YOUR INSTRUCTIONS
Work out the number of lines in the listing that include the string "Rights". Reply with that number alone.

SUPPLIED DATA
* * * *

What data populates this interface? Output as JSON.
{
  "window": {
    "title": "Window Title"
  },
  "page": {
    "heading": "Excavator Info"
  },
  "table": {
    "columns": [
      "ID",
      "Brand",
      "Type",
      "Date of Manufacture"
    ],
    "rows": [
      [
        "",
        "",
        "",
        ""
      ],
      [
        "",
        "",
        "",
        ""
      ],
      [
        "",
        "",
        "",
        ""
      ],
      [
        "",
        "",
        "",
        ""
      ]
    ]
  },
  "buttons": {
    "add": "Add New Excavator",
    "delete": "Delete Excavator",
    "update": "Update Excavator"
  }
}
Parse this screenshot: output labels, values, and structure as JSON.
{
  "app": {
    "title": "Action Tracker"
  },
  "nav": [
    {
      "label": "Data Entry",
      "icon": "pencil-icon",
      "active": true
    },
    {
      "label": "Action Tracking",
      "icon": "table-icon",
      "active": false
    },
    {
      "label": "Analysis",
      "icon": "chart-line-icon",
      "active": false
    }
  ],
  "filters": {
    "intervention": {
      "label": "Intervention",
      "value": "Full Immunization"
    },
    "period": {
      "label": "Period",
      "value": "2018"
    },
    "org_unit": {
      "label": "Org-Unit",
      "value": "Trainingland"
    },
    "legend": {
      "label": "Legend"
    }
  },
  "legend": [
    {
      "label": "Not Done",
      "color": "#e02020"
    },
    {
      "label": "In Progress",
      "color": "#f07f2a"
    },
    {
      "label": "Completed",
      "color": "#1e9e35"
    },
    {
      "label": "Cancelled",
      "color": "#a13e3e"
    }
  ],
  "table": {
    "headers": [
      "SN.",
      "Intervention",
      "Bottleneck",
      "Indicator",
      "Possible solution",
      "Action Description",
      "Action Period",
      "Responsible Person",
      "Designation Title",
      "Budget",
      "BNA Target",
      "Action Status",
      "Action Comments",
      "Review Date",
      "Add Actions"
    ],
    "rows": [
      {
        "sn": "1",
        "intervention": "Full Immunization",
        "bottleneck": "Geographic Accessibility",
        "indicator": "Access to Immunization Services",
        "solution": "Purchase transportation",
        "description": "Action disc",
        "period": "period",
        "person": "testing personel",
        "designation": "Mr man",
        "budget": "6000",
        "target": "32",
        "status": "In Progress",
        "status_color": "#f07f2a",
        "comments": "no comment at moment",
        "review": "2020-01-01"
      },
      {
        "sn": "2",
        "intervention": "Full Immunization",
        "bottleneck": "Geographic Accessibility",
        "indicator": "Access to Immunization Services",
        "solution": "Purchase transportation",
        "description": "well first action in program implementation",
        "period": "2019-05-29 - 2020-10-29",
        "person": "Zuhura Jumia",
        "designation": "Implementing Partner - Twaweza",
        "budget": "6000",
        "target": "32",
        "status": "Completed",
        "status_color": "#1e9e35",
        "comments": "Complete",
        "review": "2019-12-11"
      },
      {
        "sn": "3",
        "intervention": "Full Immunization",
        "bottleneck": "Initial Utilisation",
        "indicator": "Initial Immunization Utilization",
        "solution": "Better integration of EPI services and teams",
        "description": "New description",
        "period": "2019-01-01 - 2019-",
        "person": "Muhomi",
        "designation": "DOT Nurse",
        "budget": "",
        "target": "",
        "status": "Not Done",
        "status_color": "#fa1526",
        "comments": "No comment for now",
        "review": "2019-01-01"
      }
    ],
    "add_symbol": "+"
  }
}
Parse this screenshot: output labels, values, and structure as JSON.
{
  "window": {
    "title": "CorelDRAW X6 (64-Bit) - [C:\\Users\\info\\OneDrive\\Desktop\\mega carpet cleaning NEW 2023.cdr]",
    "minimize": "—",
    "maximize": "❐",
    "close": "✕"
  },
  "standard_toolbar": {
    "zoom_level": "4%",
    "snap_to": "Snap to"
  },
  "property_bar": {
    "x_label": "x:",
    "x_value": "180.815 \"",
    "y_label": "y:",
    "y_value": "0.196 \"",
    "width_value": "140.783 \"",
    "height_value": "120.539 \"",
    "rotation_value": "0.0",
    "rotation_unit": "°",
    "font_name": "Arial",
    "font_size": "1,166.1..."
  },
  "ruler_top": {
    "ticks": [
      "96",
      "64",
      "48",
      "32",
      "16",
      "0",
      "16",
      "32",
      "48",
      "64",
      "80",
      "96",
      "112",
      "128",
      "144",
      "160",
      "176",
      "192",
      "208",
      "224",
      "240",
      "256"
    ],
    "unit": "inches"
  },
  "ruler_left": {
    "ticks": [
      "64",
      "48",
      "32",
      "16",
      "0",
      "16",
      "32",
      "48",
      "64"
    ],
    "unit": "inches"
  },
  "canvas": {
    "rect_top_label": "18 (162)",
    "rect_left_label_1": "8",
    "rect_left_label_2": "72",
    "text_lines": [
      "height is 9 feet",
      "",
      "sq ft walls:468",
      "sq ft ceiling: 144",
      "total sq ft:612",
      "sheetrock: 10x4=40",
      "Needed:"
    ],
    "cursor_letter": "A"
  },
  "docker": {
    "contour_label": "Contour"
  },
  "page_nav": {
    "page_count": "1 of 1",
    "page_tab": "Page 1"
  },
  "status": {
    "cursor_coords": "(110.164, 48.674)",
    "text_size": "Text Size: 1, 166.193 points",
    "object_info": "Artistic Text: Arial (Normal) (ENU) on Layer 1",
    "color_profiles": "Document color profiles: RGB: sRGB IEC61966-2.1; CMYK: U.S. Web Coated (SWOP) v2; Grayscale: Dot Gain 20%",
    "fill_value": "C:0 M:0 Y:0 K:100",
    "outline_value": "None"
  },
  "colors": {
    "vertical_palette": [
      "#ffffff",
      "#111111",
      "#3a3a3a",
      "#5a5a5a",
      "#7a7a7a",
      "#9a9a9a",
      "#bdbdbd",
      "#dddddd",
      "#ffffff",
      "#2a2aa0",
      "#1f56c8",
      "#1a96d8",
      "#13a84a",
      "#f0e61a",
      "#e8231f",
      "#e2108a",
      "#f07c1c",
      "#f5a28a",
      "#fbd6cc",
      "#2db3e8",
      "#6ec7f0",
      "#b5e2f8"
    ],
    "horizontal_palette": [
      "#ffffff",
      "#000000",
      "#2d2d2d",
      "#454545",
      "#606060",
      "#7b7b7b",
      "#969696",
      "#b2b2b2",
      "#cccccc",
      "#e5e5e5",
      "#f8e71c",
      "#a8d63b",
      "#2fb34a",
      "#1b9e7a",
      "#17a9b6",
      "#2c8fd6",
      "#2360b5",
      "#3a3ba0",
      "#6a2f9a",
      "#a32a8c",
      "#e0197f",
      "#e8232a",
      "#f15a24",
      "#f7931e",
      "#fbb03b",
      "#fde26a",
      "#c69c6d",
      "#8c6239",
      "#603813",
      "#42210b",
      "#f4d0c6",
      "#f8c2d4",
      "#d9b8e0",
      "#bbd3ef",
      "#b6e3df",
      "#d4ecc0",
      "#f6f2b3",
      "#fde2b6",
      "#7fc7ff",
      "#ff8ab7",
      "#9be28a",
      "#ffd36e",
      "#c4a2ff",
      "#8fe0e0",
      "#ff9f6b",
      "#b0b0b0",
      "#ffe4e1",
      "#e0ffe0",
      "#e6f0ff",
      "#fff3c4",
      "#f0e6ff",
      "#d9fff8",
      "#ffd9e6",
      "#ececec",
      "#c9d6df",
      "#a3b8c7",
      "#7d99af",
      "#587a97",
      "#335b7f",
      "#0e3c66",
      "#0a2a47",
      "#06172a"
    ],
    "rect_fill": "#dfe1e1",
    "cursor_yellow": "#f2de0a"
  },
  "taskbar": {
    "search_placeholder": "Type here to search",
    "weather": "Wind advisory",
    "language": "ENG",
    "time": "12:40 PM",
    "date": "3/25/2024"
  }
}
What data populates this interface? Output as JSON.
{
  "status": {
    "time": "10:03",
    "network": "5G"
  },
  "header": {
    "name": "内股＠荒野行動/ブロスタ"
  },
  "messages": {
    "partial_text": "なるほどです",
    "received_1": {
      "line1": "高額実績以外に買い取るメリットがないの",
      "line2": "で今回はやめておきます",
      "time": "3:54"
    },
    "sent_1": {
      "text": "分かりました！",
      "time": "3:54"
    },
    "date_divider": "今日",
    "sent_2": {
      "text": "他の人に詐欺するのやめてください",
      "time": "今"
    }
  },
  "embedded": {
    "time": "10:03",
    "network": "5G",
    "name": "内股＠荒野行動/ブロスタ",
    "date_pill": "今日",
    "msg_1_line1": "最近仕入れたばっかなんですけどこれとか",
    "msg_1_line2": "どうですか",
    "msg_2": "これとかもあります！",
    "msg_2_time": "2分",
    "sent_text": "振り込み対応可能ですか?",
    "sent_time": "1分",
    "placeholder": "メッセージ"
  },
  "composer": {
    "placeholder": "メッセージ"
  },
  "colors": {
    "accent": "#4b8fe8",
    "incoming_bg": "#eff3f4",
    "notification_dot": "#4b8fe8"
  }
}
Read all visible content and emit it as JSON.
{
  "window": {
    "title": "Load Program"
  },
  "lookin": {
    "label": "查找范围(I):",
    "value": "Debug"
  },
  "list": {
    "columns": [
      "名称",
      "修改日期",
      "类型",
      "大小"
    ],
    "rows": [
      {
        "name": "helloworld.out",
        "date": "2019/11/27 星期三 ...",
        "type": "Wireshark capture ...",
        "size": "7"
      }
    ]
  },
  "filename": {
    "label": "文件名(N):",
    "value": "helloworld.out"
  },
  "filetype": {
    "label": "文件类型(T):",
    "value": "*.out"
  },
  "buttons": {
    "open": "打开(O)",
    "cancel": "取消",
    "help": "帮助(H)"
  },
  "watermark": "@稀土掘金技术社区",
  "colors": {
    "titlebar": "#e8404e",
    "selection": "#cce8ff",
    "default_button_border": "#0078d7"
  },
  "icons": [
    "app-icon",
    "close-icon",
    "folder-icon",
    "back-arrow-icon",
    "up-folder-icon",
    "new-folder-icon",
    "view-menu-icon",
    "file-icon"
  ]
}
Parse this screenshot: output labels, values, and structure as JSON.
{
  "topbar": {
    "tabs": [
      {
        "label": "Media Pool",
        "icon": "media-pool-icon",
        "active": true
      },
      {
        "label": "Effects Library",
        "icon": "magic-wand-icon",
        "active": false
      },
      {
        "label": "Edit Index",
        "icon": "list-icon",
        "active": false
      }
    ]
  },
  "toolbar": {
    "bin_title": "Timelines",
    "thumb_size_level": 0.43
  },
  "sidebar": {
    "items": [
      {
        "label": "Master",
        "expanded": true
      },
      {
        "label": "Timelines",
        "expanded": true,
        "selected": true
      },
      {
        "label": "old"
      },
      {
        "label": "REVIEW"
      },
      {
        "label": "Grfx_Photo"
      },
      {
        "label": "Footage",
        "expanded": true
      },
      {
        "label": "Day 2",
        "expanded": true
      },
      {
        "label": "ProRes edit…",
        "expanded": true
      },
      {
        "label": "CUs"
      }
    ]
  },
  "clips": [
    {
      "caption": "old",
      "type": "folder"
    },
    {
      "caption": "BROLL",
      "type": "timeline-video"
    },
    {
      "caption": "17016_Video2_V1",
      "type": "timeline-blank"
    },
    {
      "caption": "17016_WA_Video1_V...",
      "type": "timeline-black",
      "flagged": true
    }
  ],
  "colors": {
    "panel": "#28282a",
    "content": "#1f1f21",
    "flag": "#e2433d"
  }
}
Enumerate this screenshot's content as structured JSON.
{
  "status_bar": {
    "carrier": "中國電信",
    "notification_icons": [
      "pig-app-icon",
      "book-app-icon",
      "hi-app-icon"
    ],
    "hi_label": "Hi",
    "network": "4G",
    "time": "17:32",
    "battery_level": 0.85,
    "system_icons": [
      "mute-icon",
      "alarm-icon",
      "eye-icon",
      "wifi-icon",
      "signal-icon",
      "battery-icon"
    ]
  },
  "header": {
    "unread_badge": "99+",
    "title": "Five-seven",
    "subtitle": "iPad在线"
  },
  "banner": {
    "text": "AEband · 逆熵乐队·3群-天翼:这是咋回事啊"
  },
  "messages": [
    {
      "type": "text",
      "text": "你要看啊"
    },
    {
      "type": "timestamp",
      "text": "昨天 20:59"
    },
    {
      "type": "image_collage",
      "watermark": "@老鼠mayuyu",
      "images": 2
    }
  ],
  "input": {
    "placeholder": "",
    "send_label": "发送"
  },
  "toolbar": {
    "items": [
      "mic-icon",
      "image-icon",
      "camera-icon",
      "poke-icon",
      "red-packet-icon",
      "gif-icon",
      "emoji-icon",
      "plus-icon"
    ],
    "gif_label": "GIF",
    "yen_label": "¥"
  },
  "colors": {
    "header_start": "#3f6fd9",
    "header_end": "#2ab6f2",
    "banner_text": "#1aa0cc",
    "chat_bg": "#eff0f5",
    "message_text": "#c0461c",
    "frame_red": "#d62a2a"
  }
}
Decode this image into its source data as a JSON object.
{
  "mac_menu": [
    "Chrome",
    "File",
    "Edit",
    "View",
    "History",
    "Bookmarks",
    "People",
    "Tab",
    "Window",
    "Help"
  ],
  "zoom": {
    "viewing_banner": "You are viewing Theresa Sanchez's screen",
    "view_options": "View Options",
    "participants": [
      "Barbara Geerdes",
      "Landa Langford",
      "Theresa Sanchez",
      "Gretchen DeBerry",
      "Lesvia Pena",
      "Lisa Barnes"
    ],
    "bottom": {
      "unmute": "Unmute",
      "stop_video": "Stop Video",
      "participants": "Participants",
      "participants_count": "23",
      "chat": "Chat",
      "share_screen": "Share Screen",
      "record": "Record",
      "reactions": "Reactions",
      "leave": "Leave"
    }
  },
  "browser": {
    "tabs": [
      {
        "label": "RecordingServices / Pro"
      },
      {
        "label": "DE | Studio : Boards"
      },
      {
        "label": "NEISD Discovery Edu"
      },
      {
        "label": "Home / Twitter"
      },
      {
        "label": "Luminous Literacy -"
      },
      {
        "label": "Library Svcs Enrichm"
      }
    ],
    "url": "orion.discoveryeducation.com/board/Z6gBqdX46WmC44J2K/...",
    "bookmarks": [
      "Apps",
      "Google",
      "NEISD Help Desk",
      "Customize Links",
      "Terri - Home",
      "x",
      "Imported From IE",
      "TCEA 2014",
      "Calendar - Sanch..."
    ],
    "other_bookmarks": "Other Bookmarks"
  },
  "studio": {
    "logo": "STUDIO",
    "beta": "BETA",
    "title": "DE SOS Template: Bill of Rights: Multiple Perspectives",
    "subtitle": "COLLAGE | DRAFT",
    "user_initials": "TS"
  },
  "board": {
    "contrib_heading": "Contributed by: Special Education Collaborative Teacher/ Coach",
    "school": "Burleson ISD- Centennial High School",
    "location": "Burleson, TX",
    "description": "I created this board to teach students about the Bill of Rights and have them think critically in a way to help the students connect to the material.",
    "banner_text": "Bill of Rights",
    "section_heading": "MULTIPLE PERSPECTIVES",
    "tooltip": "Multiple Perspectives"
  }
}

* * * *

RESPONSE TO THIS EXERCISE
3